The six-year dispute came to a head in January of 2015, when the board tried to amend its rules to prevent certain telehealth consults between a doctor and new patient until both had first met in person. Board members, saying they were acting to preserve the doctor-patient relationship and the doctor’s ability to deliver quality care, argued that online questionnaires or Q&As through e-mail, chat or phone are “inadequate to establish a defined physician-patient relationship.”
U.S. District Judge Robert Pitman stayed the so-called emergency legislation, Rule 190.8, and efforts by the board to enforce that rule have been blocked.
Teladoc CEO Jason Gorevic and chief medical officer Henry DePhillips have long argued that the company’s services aren’t limited to the telephone, and that the physician has access to a patient’s medical records during the phone call. In addition, the physician can arrange for an online, video or face-to-face meeting with a specialist if needed.
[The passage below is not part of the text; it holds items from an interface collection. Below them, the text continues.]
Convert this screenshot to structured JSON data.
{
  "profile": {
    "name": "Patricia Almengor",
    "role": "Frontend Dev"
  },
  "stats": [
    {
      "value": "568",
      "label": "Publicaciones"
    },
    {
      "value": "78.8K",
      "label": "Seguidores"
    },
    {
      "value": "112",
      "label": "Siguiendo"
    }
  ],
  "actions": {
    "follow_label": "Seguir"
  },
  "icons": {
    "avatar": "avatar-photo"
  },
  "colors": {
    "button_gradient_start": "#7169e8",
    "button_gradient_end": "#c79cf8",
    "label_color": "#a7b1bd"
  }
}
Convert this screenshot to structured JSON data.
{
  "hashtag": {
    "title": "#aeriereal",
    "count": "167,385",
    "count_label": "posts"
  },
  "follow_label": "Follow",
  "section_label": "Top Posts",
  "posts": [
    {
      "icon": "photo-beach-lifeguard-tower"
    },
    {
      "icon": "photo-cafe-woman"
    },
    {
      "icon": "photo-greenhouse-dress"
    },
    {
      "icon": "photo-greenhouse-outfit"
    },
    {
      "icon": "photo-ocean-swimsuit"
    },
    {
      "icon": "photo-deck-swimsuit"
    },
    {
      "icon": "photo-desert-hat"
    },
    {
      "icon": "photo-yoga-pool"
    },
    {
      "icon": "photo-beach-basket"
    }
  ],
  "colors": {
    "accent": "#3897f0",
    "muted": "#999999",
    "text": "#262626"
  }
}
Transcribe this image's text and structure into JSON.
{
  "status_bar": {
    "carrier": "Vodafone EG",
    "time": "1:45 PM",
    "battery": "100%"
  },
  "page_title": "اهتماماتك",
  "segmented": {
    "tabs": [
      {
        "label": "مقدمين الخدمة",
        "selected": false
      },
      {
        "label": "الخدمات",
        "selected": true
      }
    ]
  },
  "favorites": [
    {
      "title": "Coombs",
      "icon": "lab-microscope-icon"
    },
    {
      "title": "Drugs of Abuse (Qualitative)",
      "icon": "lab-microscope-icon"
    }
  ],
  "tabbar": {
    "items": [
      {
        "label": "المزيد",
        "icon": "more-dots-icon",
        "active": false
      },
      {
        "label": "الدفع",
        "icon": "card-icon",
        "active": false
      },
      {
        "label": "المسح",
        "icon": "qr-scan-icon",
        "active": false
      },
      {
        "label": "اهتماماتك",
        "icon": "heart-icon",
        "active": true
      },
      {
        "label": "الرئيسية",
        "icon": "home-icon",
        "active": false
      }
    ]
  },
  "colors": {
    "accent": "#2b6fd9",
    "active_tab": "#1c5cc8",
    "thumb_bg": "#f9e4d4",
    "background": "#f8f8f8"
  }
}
In addition to the FTC letter, the ERISA Industry Committee (ERIC) filed an amicus brief supporting Teladoc. The organization, which lobbies on behalf of employee health plans run by the nation’s largest businesses, said the board’s action “has all the hallmarks of a market-protective action, including a reliance on speculative and anecdotal ‘evidence,’ an overbroad response, and an illogical carve-out to protect traditional market participants.”
“Telemedicine is good for consumers. It can increase patient access to care without compromising the quality of care,” Allison Wils, director of health policy for ERIC, wrote. Rule 190.8’s “effective ban on direct care telemedicine protects traditional market participants at the expense of telemedicine providers, plan sponsors and patients.”
“We believe when the court explores the justification for the rule at issue, it will find that the rule was created, not out of concern for maintaining quality healthcare standards, but out of an interest for market protection,” Wils concluded.
Teladoc’s opponents, which include the Texas Medical Association, have argued that a physician should meet a new patient in person before issuing a prescription. In September 2015, Texas’ Attorney General told a federal judge that the Texas Medical Board was within its rights to create the law, and that Teladoc was incorrect in arguing that the law singles them out.
"The plaintiffs' selective out-of-context quotations from Supreme Court cases cannot obscure the plain fact that (the) contested rule applies equally to all physicians, wherever they are located,” attorneys for the AG’s office wrote in a 41-page document.